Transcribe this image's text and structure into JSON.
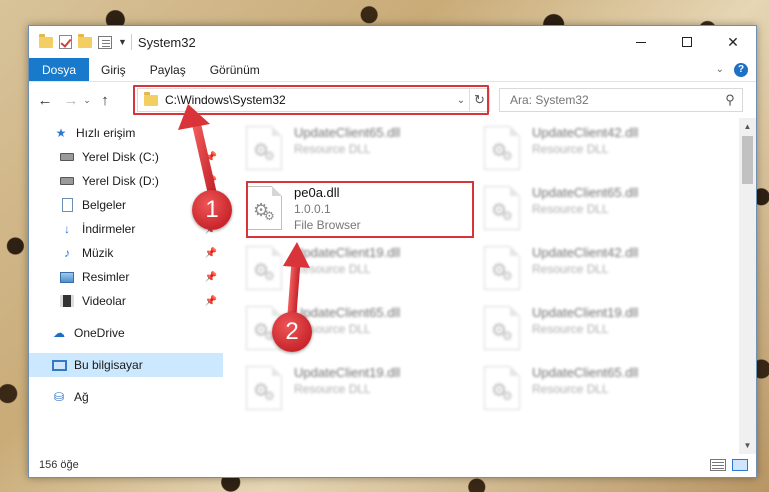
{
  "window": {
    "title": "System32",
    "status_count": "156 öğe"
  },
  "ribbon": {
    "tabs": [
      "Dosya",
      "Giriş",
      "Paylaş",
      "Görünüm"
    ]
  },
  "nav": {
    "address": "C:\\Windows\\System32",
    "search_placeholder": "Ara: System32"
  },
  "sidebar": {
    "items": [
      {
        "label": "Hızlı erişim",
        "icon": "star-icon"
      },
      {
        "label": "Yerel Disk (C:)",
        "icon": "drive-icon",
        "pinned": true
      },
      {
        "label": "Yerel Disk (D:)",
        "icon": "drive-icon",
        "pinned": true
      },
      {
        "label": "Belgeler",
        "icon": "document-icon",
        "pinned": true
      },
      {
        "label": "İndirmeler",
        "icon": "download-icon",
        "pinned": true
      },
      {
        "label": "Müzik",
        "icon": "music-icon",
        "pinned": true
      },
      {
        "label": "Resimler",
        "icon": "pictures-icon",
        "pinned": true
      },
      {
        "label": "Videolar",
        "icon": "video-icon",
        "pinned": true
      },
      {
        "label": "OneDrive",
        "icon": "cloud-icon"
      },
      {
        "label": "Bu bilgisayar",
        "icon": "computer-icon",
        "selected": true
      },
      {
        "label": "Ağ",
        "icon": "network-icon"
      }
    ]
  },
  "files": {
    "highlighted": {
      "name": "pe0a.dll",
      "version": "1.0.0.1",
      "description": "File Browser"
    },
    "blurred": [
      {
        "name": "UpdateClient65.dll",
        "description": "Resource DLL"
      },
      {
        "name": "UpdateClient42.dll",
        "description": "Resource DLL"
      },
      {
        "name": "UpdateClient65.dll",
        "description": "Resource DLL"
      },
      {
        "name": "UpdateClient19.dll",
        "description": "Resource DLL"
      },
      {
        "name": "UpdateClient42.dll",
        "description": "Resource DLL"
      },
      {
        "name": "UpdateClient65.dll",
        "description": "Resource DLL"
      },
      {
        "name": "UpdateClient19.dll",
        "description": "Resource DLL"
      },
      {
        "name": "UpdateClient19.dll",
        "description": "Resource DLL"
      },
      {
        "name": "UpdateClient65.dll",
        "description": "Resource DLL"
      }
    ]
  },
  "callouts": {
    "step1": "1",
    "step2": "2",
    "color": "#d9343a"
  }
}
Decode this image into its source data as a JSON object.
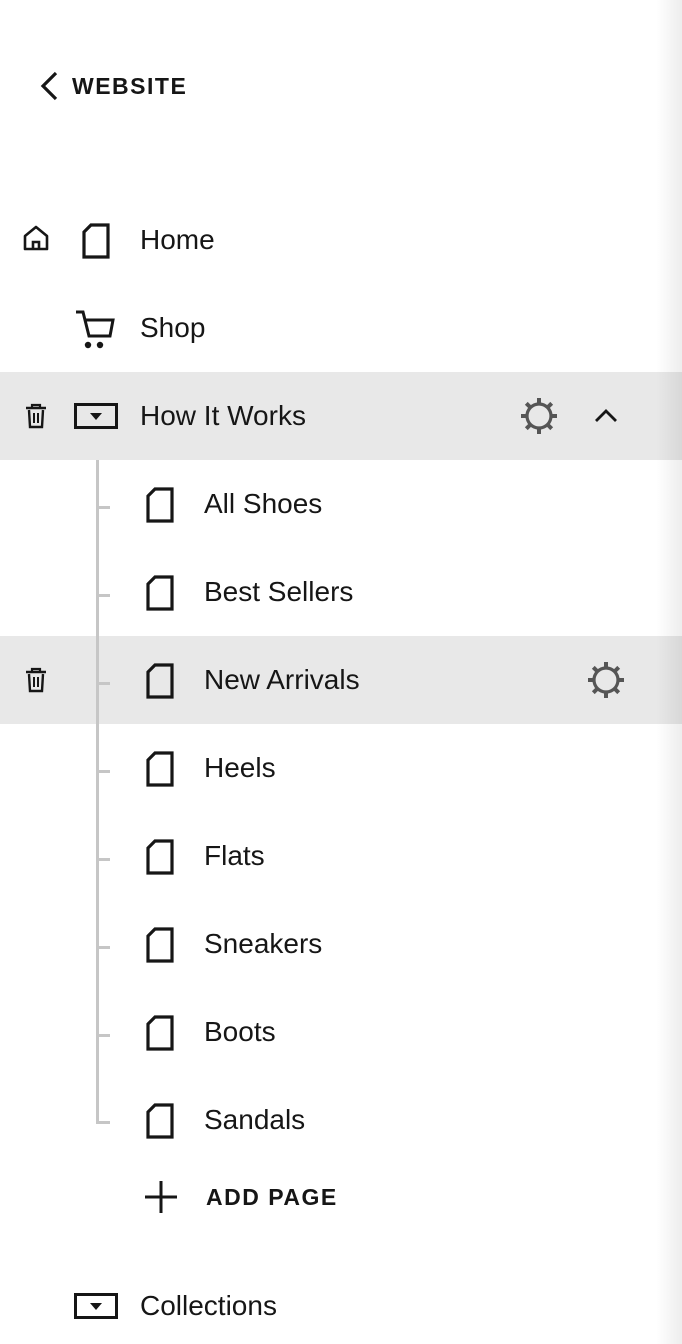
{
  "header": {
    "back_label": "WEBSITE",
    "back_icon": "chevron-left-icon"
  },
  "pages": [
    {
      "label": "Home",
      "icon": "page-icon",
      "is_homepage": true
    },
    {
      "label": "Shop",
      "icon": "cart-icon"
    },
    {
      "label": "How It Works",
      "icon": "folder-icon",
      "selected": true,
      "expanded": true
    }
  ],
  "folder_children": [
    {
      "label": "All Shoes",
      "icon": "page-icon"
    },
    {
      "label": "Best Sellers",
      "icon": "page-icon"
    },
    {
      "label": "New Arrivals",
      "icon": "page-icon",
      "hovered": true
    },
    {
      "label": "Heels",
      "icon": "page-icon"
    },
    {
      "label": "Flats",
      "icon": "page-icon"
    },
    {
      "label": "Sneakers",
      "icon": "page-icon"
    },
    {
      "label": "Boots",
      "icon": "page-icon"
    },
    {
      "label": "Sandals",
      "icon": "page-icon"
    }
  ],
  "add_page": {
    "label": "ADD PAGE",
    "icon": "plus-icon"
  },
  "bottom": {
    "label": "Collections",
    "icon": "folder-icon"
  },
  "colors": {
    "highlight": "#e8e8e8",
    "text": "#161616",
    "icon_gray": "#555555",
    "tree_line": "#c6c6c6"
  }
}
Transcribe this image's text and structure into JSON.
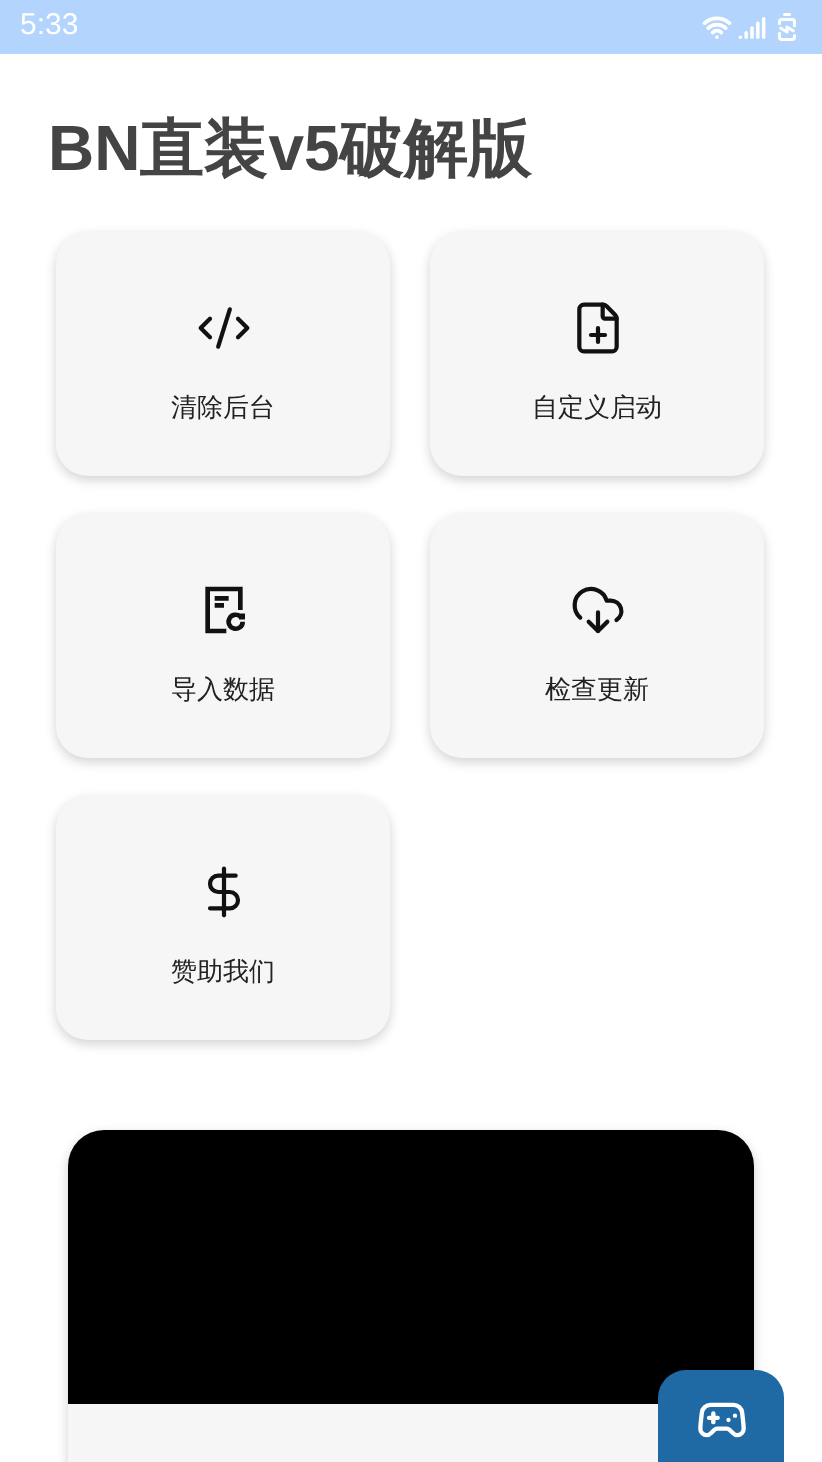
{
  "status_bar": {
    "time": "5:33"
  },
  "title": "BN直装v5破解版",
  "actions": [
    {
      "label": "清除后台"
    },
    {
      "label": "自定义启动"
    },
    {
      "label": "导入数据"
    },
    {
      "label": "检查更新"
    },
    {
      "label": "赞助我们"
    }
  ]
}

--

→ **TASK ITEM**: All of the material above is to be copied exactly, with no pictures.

→ **WRITTEN RESPONSE**:
Transcribe this image's text and structure into JSON.
{
  "window": {
    "title": "System32",
    "status_count": "156 öğe"
  },
  "ribbon": {
    "tabs": [
      "Dosya",
      "Giriş",
      "Paylaş",
      "Görünüm"
    ]
  },
  "nav": {
    "address": "C:\\Windows\\System32",
    "search_placeholder": "Ara: System32"
  },
  "sidebar": {
    "items": [
      {
        "label": "Hızlı erişim",
        "icon": "star-icon"
      },
      {
        "label": "Yerel Disk (C:)",
        "icon": "drive-icon",
        "pinned": true
      },
      {
        "label": "Yerel Disk (D:)",
        "icon": "drive-icon",
        "pinned": true
      },
      {
        "label": "Belgeler",
        "icon": "document-icon",
        "pinned": true
      },
      {
        "label": "İndirmeler",
        "icon": "download-icon",
        "pinned": true
      },
      {
        "label": "Müzik",
        "icon": "music-icon",
        "pinned": true
      },
      {
        "label": "Resimler",
        "icon": "pictures-icon",
        "pinned": true
      },
      {
        "label": "Videolar",
        "icon": "video-icon",
        "pinned": true
      },
      {
        "label": "OneDrive",
        "icon": "cloud-icon"
      },
      {
        "label": "Bu bilgisayar",
        "icon": "computer-icon",
        "selected": true
      },
      {
        "label": "Ağ",
        "icon": "network-icon"
      }
    ]
  },
  "files": {
    "highlighted": {
      "name": "pe0a.dll",
      "version": "1.0.0.1",
      "description": "File Browser"
    },
    "blurred": [
      {
        "name": "UpdateClient65.dll",
        "description": "Resource DLL"
      },
      {
        "name": "UpdateClient42.dll",
        "description": "Resource DLL"
      },
      {
        "name": "UpdateClient65.dll",
        "description": "Resource DLL"
      },
      {
        "name": "UpdateClient19.dll",
        "description": "Resource DLL"
      },
      {
        "name": "UpdateClient42.dll",
        "description": "Resource DLL"
      },
      {
        "name": "UpdateClient65.dll",
        "description": "Resource DLL"
      },
      {
        "name": "UpdateClient19.dll",
        "description": "Resource DLL"
      },
      {
        "name": "UpdateClient19.dll",
        "description": "Resource DLL"
      },
      {
        "name": "UpdateClient65.dll",
        "description": "Resource DLL"
      }
    ]
  },
  "callouts": {
    "step1": "1",
    "step2": "2",
    "color": "#d9343a"
  }
}
Decode this image into its source data as a JSON object.
{
  "header": {
    "back_label": "WEBSITE",
    "back_icon": "chevron-left-icon"
  },
  "pages": [
    {
      "label": "Home",
      "icon": "page-icon",
      "is_homepage": true
    },
    {
      "label": "Shop",
      "icon": "cart-icon"
    },
    {
      "label": "How It Works",
      "icon": "folder-icon",
      "selected": true,
      "expanded": true
    }
  ],
  "folder_children": [
    {
      "label": "All Shoes",
      "icon": "page-icon"
    },
    {
      "label": "Best Sellers",
      "icon": "page-icon"
    },
    {
      "label": "New Arrivals",
      "icon": "page-icon",
      "hovered": true
    },
    {
      "label": "Heels",
      "icon": "page-icon"
    },
    {
      "label": "Flats",
      "icon": "page-icon"
    },
    {
      "label": "Sneakers",
      "icon": "page-icon"
    },
    {
      "label": "Boots",
      "icon": "page-icon"
    },
    {
      "label": "Sandals",
      "icon": "page-icon"
    }
  ],
  "add_page": {
    "label": "ADD PAGE",
    "icon": "plus-icon"
  },
  "bottom": {
    "label": "Collections",
    "icon": "folder-icon"
  },
  "colors": {
    "highlight": "#e8e8e8",
    "text": "#161616",
    "icon_gray": "#555555",
    "tree_line": "#c6c6c6"
  }
}
Transcribe this image's text and structure into JSON.
{
  "status_bar": {
    "time": "5:33"
  },
  "title": "BN直装v5破解版",
  "actions": [
    {
      "label": "清除后台"
    },
    {
      "label": "自定义启动"
    },
    {
      "label": "导入数据"
    },
    {
      "label": "检查更新"
    },
    {
      "label": "赞助我们"
    }
  ]
}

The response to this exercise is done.